Some degree of normality has returned to my life, so I bring to you a resync of the BFS cpu scheduler for 3.7, along with the -ck patches to date.
Apply to 3.7.x:
Broken out tarball:
Latest BFS by itself:
People often ask me why I don't maintain a git tree of my patches or at least BFS and make it easier on myself and those who download it. As it turns out, it is actually less work only for those who download it to have a git tree and would actually be more work for me to maintain a git tree.
While I'm sure most people are shaking their head and thinking I'm just some kind of git-phobe, I'll try to explain (Note that I maintain git trees for lrzip https://github.com/ckolivas/lrzip and cgminer https://github.com/ckolivas/cgminer).
I do NOT keep track of the linux kernel patches as they come in during the development phase prior to the latest stable release. Unfortunately I simply do not have the time nor the inclination to care on that level any more about linux kernel. However I still do believe quite a lot in what BFS has to offer. If I watched each patch as it came into git, I could simply keep my fork with BFS and merge the linux kernel patches as they came in, resyncing and modifying as it went along with the changes. When new patches go into the kernel, there is a common pattern of many changes occurring shortly after they're merged, with a few fixes going in, some files being moved around a few times, and occasionally the patch backed out when it's found the patch introduces some nasty regression that proves a showstopper to it being released. Each one of these changes - fixes, moves, renames, removal, require a resync if you are maintaining a fork.
The way I've coded up the actual BFS patch itself is to be as unobtrusive as possible - it does not actually replace large chunks of code en bloc, just adding files and redirecting builds to use those new files instead of the mainline files. This is done to minimise how much effort it is to resync when new changes come. The vast majority of the time, only trivial changes need to be made for the patch to even apply. Thus applying an old patch to a new kernel just needs fixes to apply (even if it doesn't build). This is usually the first step I do in syncing BFS, and I end up with something like this after fixing the rejects:
This patch is only the 3.6 patch fixing any chunks that don't apply.

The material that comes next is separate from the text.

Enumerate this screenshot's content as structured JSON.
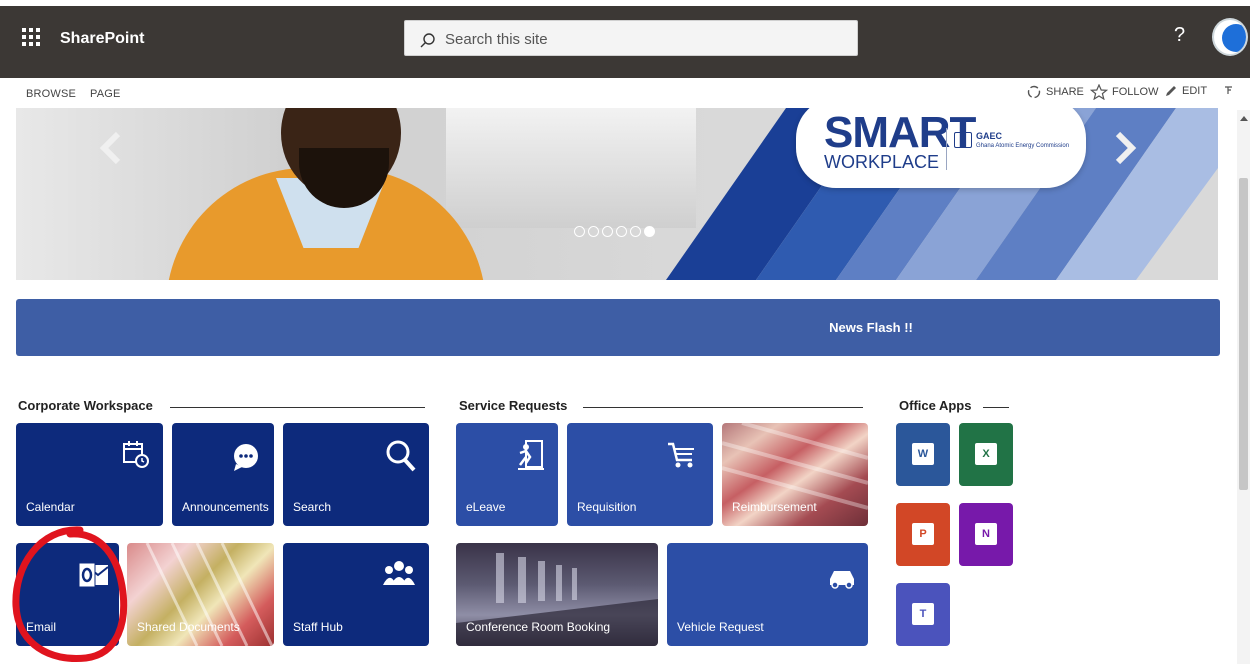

After that, I go through the incremental changes from mainline 3.6 to 3.7 to see any scheduler related changes that should be applied to BFS to 1. make it build with API changes in mainline and 2. benefit from any new features going into mainline that are relevant to the scheduler in general. I manually add the changes and end up with an incremental patch like this:
This patch is only merging 3.6->3.7 changes into BFS itself

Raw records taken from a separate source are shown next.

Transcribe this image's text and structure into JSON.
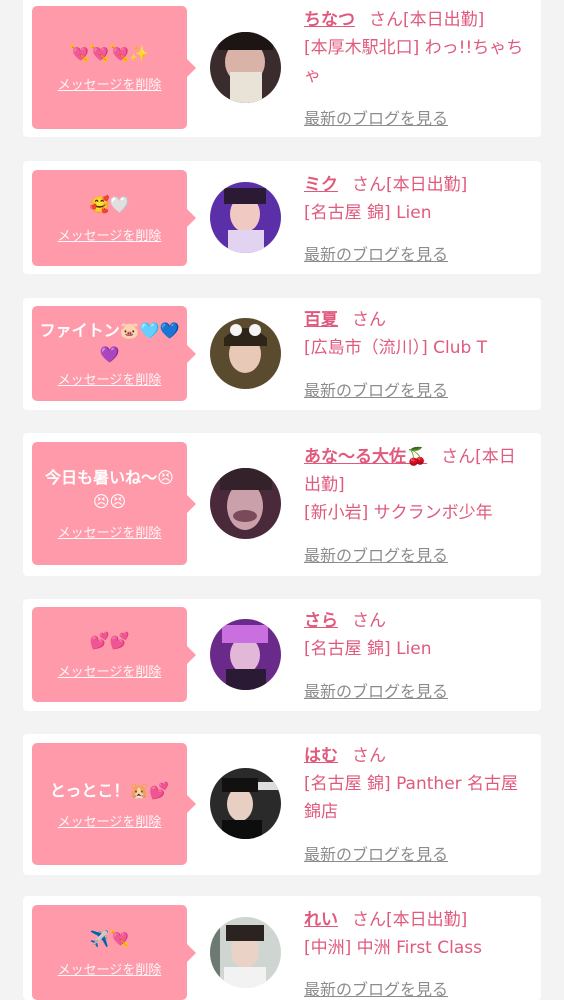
{
  "delete_label": "メッセージを削除",
  "blog_label": "最新のブログを見る",
  "honorific": "さん",
  "colors": {
    "accent": "#e05a7d",
    "bubble": "#ff9aab",
    "link_gray": "#8c8c8c"
  },
  "cards": [
    {
      "message": "💘💘💘✨",
      "name": "ちなつ",
      "status": "[本日出勤]",
      "shop": "[本厚木駅北口] わっ!!ちゃちゃ"
    },
    {
      "message": "🥰🤍",
      "name": "ミク",
      "status": "[本日出勤]",
      "shop": "[名古屋 錦] Lien"
    },
    {
      "message": "ファイトン🐷🩵💙💜",
      "name": "百夏",
      "status": "",
      "shop": "[広島市（流川）] Club T"
    },
    {
      "message": "今日も暑いね〜😣😣😣",
      "name": "あな〜る大佐🍒",
      "status": "[本日出勤]",
      "shop": "[新小岩] サクランボ少年"
    },
    {
      "message": "💕💕",
      "name": "さら",
      "status": "",
      "shop": "[名古屋 錦] Lien"
    },
    {
      "message": "とっとこ！🐹💕",
      "name": "はむ",
      "status": "",
      "shop": "[名古屋 錦] Panther 名古屋錦店"
    },
    {
      "message": "✈️💘",
      "name": "れい",
      "status": "[本日出勤]",
      "shop": "[中洲] 中洲 First Class"
    }
  ]
}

Finally I actually apply any new changes to BFS since the last major release, bugfixes or improvements as the case may be, as per this patch here:
Git is an excellent source control tool, but provides me with almost nothing for this sort of process where a patch is synced up after 3 months of development. If I were to have my fork and then start merging all patches between 3.6 and 3.7, it would fail to merge new changes probably dozens and potentially hundreds of times along the way, each requiring manual correction. While merge conflicts are just as easy to resolve with git as they are with patch, they aren't actually easier, and instead of there being conflicts precisely once in the development process, there are likely many with this approach.
However git also does not provide me with any way to port new changes from mainline to the BFS patch itself. They still need to be applied manually, and if changes occur along the way between 3.6 stable through 3.7-rc unstable to 3.7 stable, each time a change occurs to mainline, the change needs to be done to BFS. Thus I end up reproducing all the bugfixes, moves, renames and back-outs that mainline does along the way, instead of just doing it once.
Hopefully this gives some insight into the process and why git is actually counter-productive to BFS syncing.
Enjoy 3.7 BFS.